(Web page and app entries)
* * *

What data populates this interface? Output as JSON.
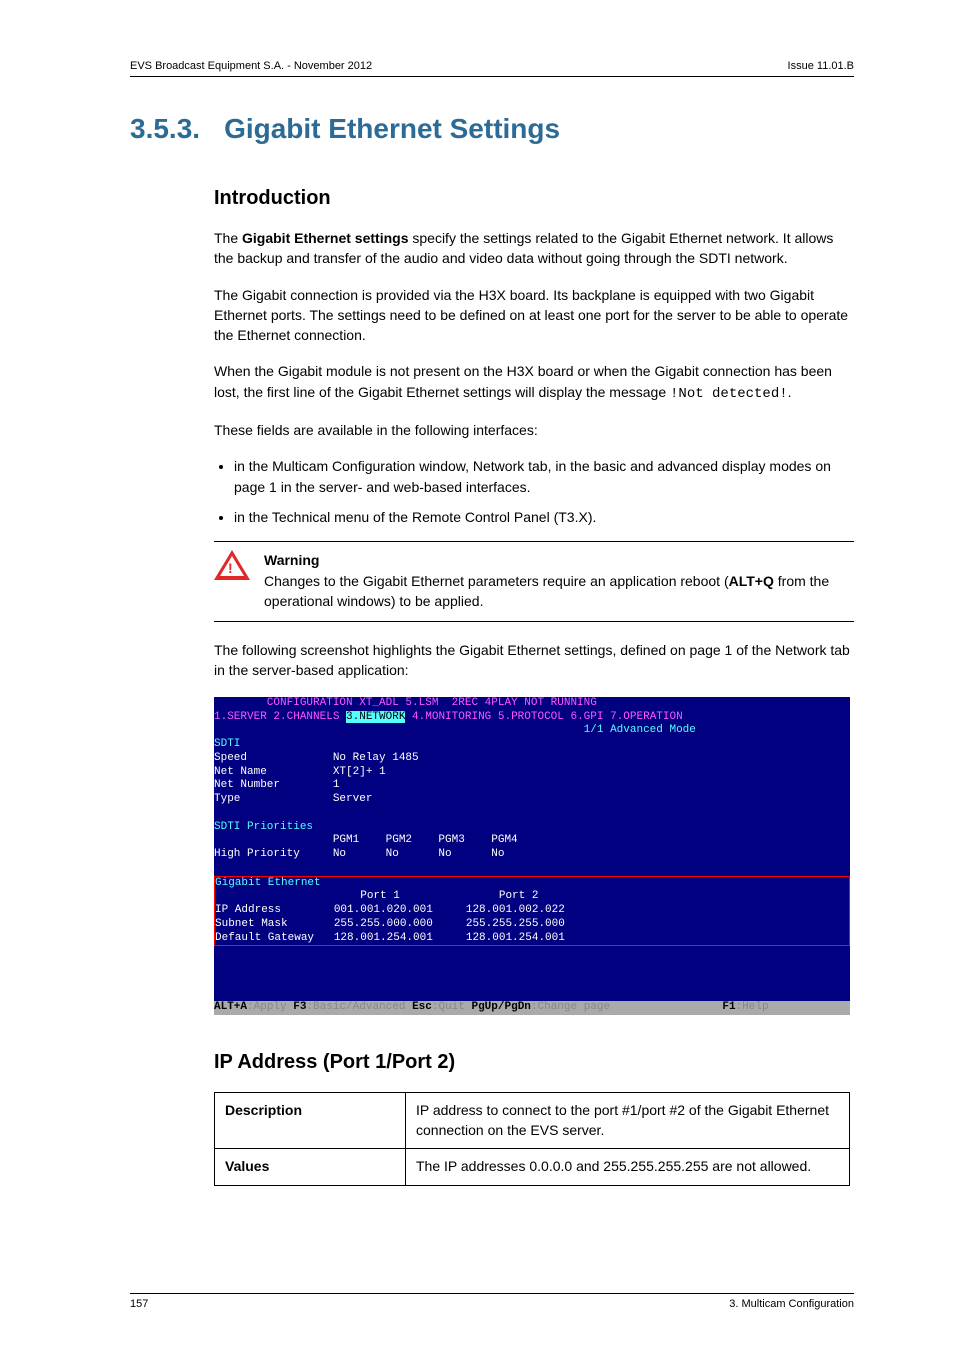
{
  "header": {
    "left": "EVS Broadcast Equipment S.A. - November 2012",
    "right": "Issue 11.01.B"
  },
  "section": {
    "number": "3.5.3.",
    "title": "Gigabit Ethernet Settings"
  },
  "intro": {
    "heading": "Introduction",
    "p1a": "The ",
    "p1b": "Gigabit Ethernet settings",
    "p1c": " specify the settings related to the Gigabit Ethernet network. It allows the backup and transfer of the audio and video data without going through the SDTI network.",
    "p2": "The Gigabit connection is provided via the H3X  board. Its backplane is equipped with two Gigabit Ethernet ports. The settings need to be defined on at least one port for the server to be able to operate the Ethernet connection.",
    "p3a": "When the Gigabit module is not present on the H3X  board or when the Gigabit connection has been lost, the first line of the Gigabit Ethernet settings will display the message ",
    "p3b": "!Not detected!",
    "p3c": ".",
    "p4": "These fields are available in the following interfaces:",
    "li1": "in the Multicam Configuration window, Network tab, in the basic and advanced display modes on page 1 in the server- and web-based interfaces.",
    "li2": "in the Technical menu of the Remote Control Panel (T3.X)."
  },
  "warning": {
    "label": "Warning",
    "text1": "Changes to the Gigabit Ethernet parameters require an application reboot (",
    "bold": "ALT+Q",
    "text2": " from the operational windows) to be applied."
  },
  "beforeShot": "The following screenshot highlights the Gigabit Ethernet settings, defined on page 1 of the Network tab in the server-based application:",
  "dos": {
    "title": "        CONFIGURATION XT_ADL 5.LSM  2REC 4PLAY NOT RUNNING",
    "tabs_left": "1.SERVER 2.CHANNELS ",
    "tabs_sel": "3.NETWORK",
    "tabs_right": " 4.MONITORING 5.PROTOCOL 6.GPI 7.OPERATION",
    "mode": "                                                        1/1 Advanced Mode",
    "sdti_title": "SDTI",
    "speed": "Speed             No Relay 1485",
    "netname": "Net Name          XT[2]+ 1",
    "netnum": "Net Number        1",
    "type": "Type              Server",
    "prio_title": "SDTI Priorities",
    "prio_hdr": "                  PGM1    PGM2    PGM3    PGM4",
    "prio_val": "High Priority     No      No      No      No",
    "ge_title": "Gigabit Ethernet",
    "ge_hdr": "                      Port 1               Port 2",
    "ge_ip": "IP Address        001.001.020.001     128.001.002.022",
    "ge_mask": "Subnet Mask       255.255.000.000     255.255.255.000",
    "ge_gw": "Default Gateway   128.001.254.001     128.001.254.001",
    "bottom_a": "ALT+A",
    "bottom_b": ":Apply ",
    "bottom_c": "F3",
    "bottom_d": ":Basic/Advanced ",
    "bottom_e": "Esc",
    "bottom_f": ":Quit ",
    "bottom_g": "PgUp/PgDn",
    "bottom_h": ":Change page",
    "bottom_i": "                 ",
    "bottom_j": "F1",
    "bottom_k": ":Help"
  },
  "ipsec": {
    "heading": "IP Address (Port 1/Port 2)",
    "descLabel": "Description",
    "descText": "IP address to connect to the port #1/port #2 of the Gigabit Ethernet connection on the EVS server.",
    "valLabel": "Values",
    "valText": "The IP addresses 0.0.0.0 and 255.255.255.255 are not allowed."
  },
  "footer": {
    "left": "157",
    "right": "3. Multicam Configuration"
  }
}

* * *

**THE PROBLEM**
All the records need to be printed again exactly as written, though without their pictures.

**RESULT FOR THIS TASK**
What data populates this interface? Output as JSON.
{
  "header": {
    "left": "EVS Broadcast Equipment S.A. - November 2012",
    "right": "Issue 11.01.B"
  },
  "section": {
    "number": "3.5.3.",
    "title": "Gigabit Ethernet Settings"
  },
  "intro": {
    "heading": "Introduction",
    "p1a": "The ",
    "p1b": "Gigabit Ethernet settings",
    "p1c": " specify the settings related to the Gigabit Ethernet network. It allows the backup and transfer of the audio and video data without going through the SDTI network.",
    "p2": "The Gigabit connection is provided via the H3X  board. Its backplane is equipped with two Gigabit Ethernet ports. The settings need to be defined on at least one port for the server to be able to operate the Ethernet connection.",
    "p3a": "When the Gigabit module is not present on the H3X  board or when the Gigabit connection has been lost, the first line of the Gigabit Ethernet settings will display the message ",
    "p3b": "!Not detected!",
    "p3c": ".",
    "p4": "These fields are available in the following interfaces:",
    "li1": "in the Multicam Configuration window, Network tab, in the basic and advanced display modes on page 1 in the server- and web-based interfaces.",
    "li2": "in the Technical menu of the Remote Control Panel (T3.X)."
  },
  "warning": {
    "label": "Warning",
    "text1": "Changes to the Gigabit Ethernet parameters require an application reboot (",
    "bold": "ALT+Q",
    "text2": " from the operational windows) to be applied."
  },
  "beforeShot": "The following screenshot highlights the Gigabit Ethernet settings, defined on page 1 of the Network tab in the server-based application:",
  "dos": {
    "title": "        CONFIGURATION XT_ADL 5.LSM  2REC 4PLAY NOT RUNNING",
    "tabs_left": "1.SERVER 2.CHANNELS ",
    "tabs_sel": "3.NETWORK",
    "tabs_right": " 4.MONITORING 5.PROTOCOL 6.GPI 7.OPERATION",
    "mode": "                                                        1/1 Advanced Mode",
    "sdti_title": "SDTI",
    "speed": "Speed             No Relay 1485",
    "netname": "Net Name          XT[2]+ 1",
    "netnum": "Net Number        1",
    "type": "Type              Server",
    "prio_title": "SDTI Priorities",
    "prio_hdr": "                  PGM1    PGM2    PGM3    PGM4",
    "prio_val": "High Priority     No      No      No      No",
    "ge_title": "Gigabit Ethernet",
    "ge_hdr": "                      Port 1               Port 2",
    "ge_ip": "IP Address        001.001.020.001     128.001.002.022",
    "ge_mask": "Subnet Mask       255.255.000.000     255.255.255.000",
    "ge_gw": "Default Gateway   128.001.254.001     128.001.254.001",
    "bottom_a": "ALT+A",
    "bottom_b": ":Apply ",
    "bottom_c": "F3",
    "bottom_d": ":Basic/Advanced ",
    "bottom_e": "Esc",
    "bottom_f": ":Quit ",
    "bottom_g": "PgUp/PgDn",
    "bottom_h": ":Change page",
    "bottom_i": "                 ",
    "bottom_j": "F1",
    "bottom_k": ":Help"
  },
  "ipsec": {
    "heading": "IP Address (Port 1/Port 2)",
    "descLabel": "Description",
    "descText": "IP address to connect to the port #1/port #2 of the Gigabit Ethernet connection on the EVS server.",
    "valLabel": "Values",
    "valText": "The IP addresses 0.0.0.0 and 255.255.255.255 are not allowed."
  },
  "footer": {
    "left": "157",
    "right": "3. Multicam Configuration"
  }
}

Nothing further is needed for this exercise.